I can't drink for Australia, even if it is Australia Day tomorrow. I envy those people who can knock back drink after drink for hours on end but only get a bit jolly, ready to wake up bright and early the next morning to sprint along the beach. I only need one drink to be busting out 80s dance moves. Any more than that and I am in a world of pain, closeted in darkness like a vampire the next day.

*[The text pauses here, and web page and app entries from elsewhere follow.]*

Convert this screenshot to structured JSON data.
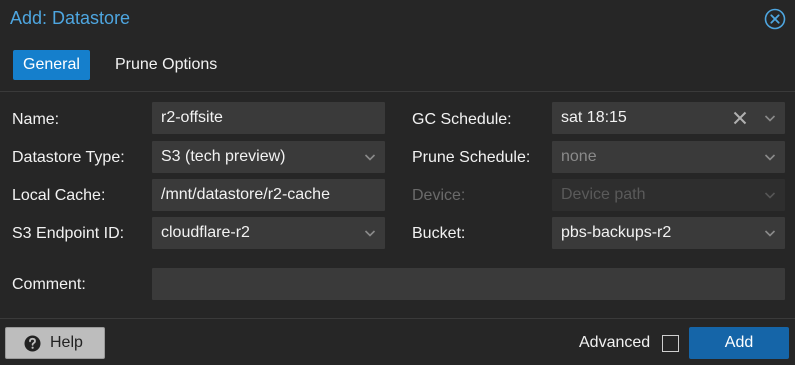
{
  "dialog": {
    "title": "Add: Datastore"
  },
  "tabs": [
    {
      "label": "General",
      "active": true
    },
    {
      "label": "Prune Options",
      "active": false
    }
  ],
  "form": {
    "left": [
      {
        "label": "Name:",
        "value": "r2-offsite",
        "type": "text"
      },
      {
        "label": "Datastore Type:",
        "value": "S3 (tech preview)",
        "type": "select"
      },
      {
        "label": "Local Cache:",
        "value": "/mnt/datastore/r2-cache",
        "type": "text"
      },
      {
        "label": "S3 Endpoint ID:",
        "value": "cloudflare-r2",
        "type": "select"
      }
    ],
    "right": [
      {
        "label": "GC Schedule:",
        "value": "sat 18:15",
        "type": "combo-clearable"
      },
      {
        "label": "Prune Schedule:",
        "placeholder": "none",
        "type": "select"
      },
      {
        "label": "Device:",
        "placeholder": "Device path",
        "type": "select",
        "disabled": true
      },
      {
        "label": "Bucket:",
        "value": "pbs-backups-r2",
        "type": "select"
      }
    ],
    "comment": {
      "label": "Comment:",
      "value": ""
    }
  },
  "footer": {
    "help_label": "Help",
    "advanced_label": "Advanced",
    "advanced_checked": false,
    "add_label": "Add"
  },
  "icons": {
    "close": "close-circle-icon",
    "help": "question-circle-icon",
    "chevron": "chevron-down-icon",
    "clear": "clear-x-icon"
  },
  "colors": {
    "accent": "#157fcc",
    "title": "#4ea6e0",
    "primary_button": "#1565a8",
    "background": "#262626",
    "field": "#3a3a3a"
  }
}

And I'm not alone. We live in a binge drinking culture and there's always a lightweight casualty or two - the tiny Irish guy who has drunk his body weight in whisky and strips off in the bar. The ranting older man who introduces himself to a table of young girls and won't leave. The young girls slurring and crying in the toilets... yes, I have been there. Fact of the matter is, not everyone has the constitution to keep up in a society addicted to inebriation. And that's OK - it's OK to be a lightweight.
Being drunk seems like such a good idea at the time, but I absolutely hate it. Being slightly tipsy is awesome, I agree, but sticking to that level is like walking a tightrope... which I have successfully learned to do, after years of practice (stay on the sober side, not walk a tightrope).

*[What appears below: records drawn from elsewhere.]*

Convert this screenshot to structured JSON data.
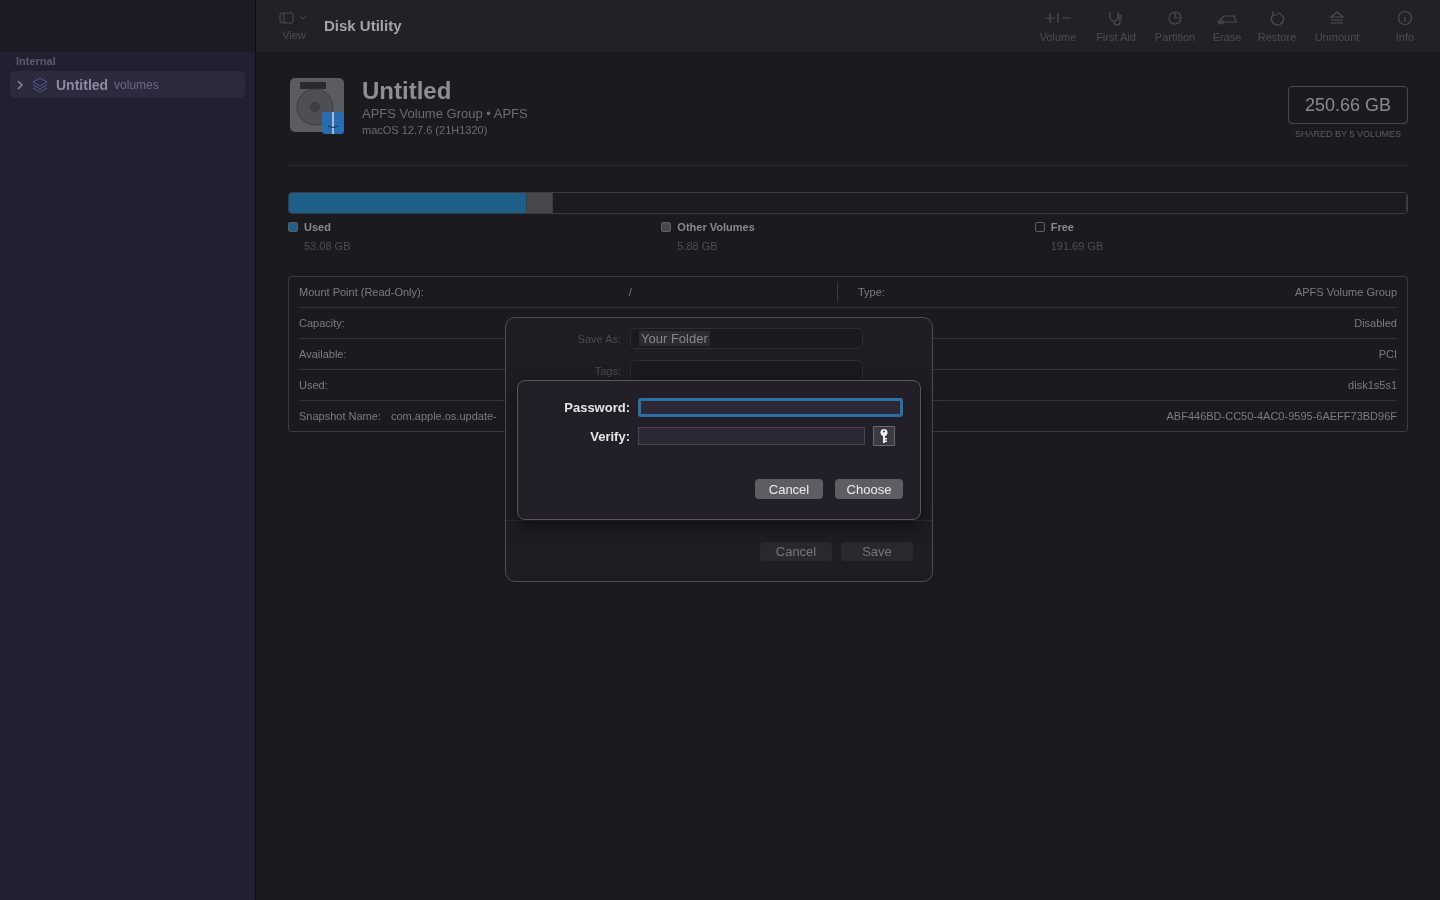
{
  "window": {
    "title": "Disk Utility"
  },
  "sidebar": {
    "section": "Internal",
    "items": [
      {
        "name": "Untitled",
        "detail": "volumes",
        "selected": true,
        "expanded": false
      }
    ]
  },
  "toolbar": {
    "view_label": "View",
    "items": [
      {
        "kind": "volume",
        "label": "Volume"
      },
      {
        "kind": "firstaid",
        "label": "First Aid"
      },
      {
        "kind": "partition",
        "label": "Partition"
      },
      {
        "kind": "erase",
        "label": "Erase"
      },
      {
        "kind": "restore",
        "label": "Restore"
      },
      {
        "kind": "unmount",
        "label": "Unmount"
      },
      {
        "kind": "info",
        "label": "Info"
      }
    ]
  },
  "volume": {
    "name": "Untitled",
    "subtitle": "APFS Volume Group • APFS",
    "os": "macOS 12.7.6 (21H1320)",
    "size": "250.66 GB",
    "size_note": "SHARED BY 5 VOLUMES"
  },
  "usage": [
    {
      "label": "Used",
      "value": "53.08 GB",
      "level": 0.2126,
      "color": "#1e5f8a"
    },
    {
      "label": "Other Volumes",
      "value": "5.88 GB",
      "level": 0.0225,
      "color": "#48474c"
    },
    {
      "label": "Free",
      "value": "191.69 GB",
      "level": 0.765,
      "color": "#1c1b20"
    }
  ],
  "info_left": [
    {
      "label": "Mount Point (Read-Only):",
      "value": "/"
    },
    {
      "label": "Capacity:"
    },
    {
      "label": "Available:"
    },
    {
      "label": "Used:"
    },
    {
      "label": "Snapshot Name:",
      "value": "com.apple.os.update-"
    }
  ],
  "info_right": [
    {
      "label": "Type:",
      "value": "APFS Volume Group"
    },
    {
      "value": "Disabled"
    },
    {
      "value": "PCI"
    },
    {
      "value": "disk1s5s1"
    },
    {
      "value": "ABF446BD-CC50-4AC0-9595-6AEFF73BD96F"
    }
  ],
  "save_sheet": {
    "save_as_label": "Save As:",
    "save_as_value": "Your Folder",
    "tags_label": "Tags:",
    "buttons": [
      {
        "label": "Cancel",
        "disabled": true
      },
      {
        "label": "Save",
        "disabled": true
      }
    ]
  },
  "password_sheet": {
    "password_label": "Password:",
    "verify_label": "Verify:",
    "buttons": [
      {
        "label": "Cancel"
      },
      {
        "label": "Choose"
      }
    ]
  }
}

How to walk the fine line
You need strategies - alcohol is everywhere and your mates are so "generous" with shouting another round.

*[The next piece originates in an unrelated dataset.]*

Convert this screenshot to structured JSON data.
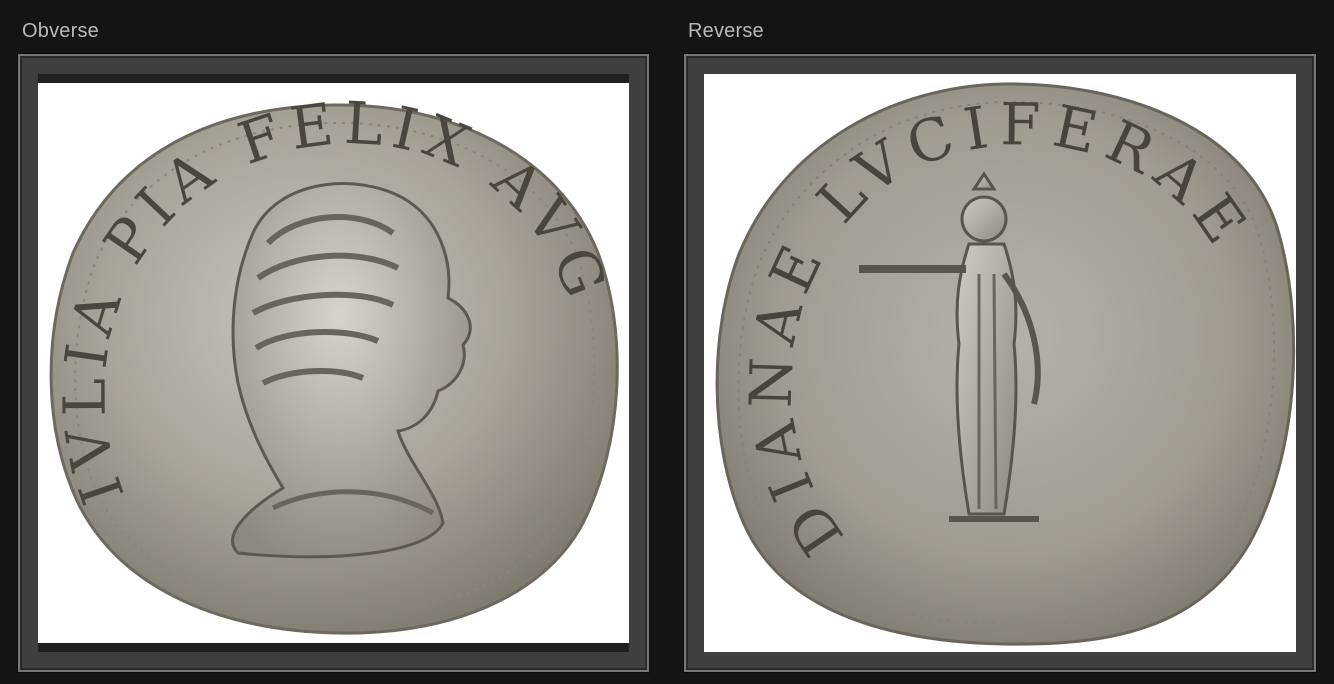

1. Let go of wanting to get smashed.
Just let it go. You know why.
2. Eat first
Save yourself cash, inebriation and calories by eating healthily at home before you go out and not grabbing a kebab at the end of the night.
3. Don't drink so much
Have one drink per hour (you remember the RTA man).
4. Don't go by rounds
Go by how you feel. If you're on a nice buzz, stay with that, and when your constitutionally blessed friends go to the bar, ask for a water and not "nothing" so you don't get the third degree. Ok you will still get the third degree. Combat with "I don't know what I feel like, I might go up in a sec." If you're drinking wine, don't let waiters or friends top up your glass. Finish what you have first.
5. Drink nicer wines, spirits or beers.
If you learn to appreciate the finer things, you'll be far less interested in guzzling them.
6. Don't drink to feel better, drink to feel even better.
As alcohol is a depressant, it won't cheer you up at the end of the day. Go out tomorrow and have pizza and a DVD tonight.
7. Stay hydrated.
Drink water as you go, or drink your white wine with soda water as a spritzer. If you have hit it a little hard, rehydrate with coconut water, gastrolyte or hydrolyte before bed.
Low alcohol drink suggestions
Ask your bar tender which cocktails are lowest in alcohol. It's easy to make your own low alcohol cocktails, like a fruity sangria, or a healthy and hydrating Pina Colada with real coconut water, fresh pineapple juice and Bacardi.
Light beers are lighter on alcohol, with less than 3%. 4% and upwards is normal.
13 per cent alcohol is normal, so look for lower. Most cool climate varieties are lower in alcohol. Some reds are higher, such as Barossa reds, because they're warm climate wines and the grapes ripen quicker and produce more alcohol. Lighter styles such as white wines, Moscato, Rose and lighter reds are lower in alcohol. Most French wines are around 12 per cent. Italian Pinot Grigio is delicious and also light in alcohol. Early picked grapes produce lower alcohol and lower calorie wines, but they are also less complex in flavour. They're fine for summer drinking. Look for Lindermans Early Harvest, McWIlliams Balance (Weight Watchers Approved), Preece, Trentham Estate Two Thirds, Nine Below, Brown Brothers Moscato and Omni Light Sparklings.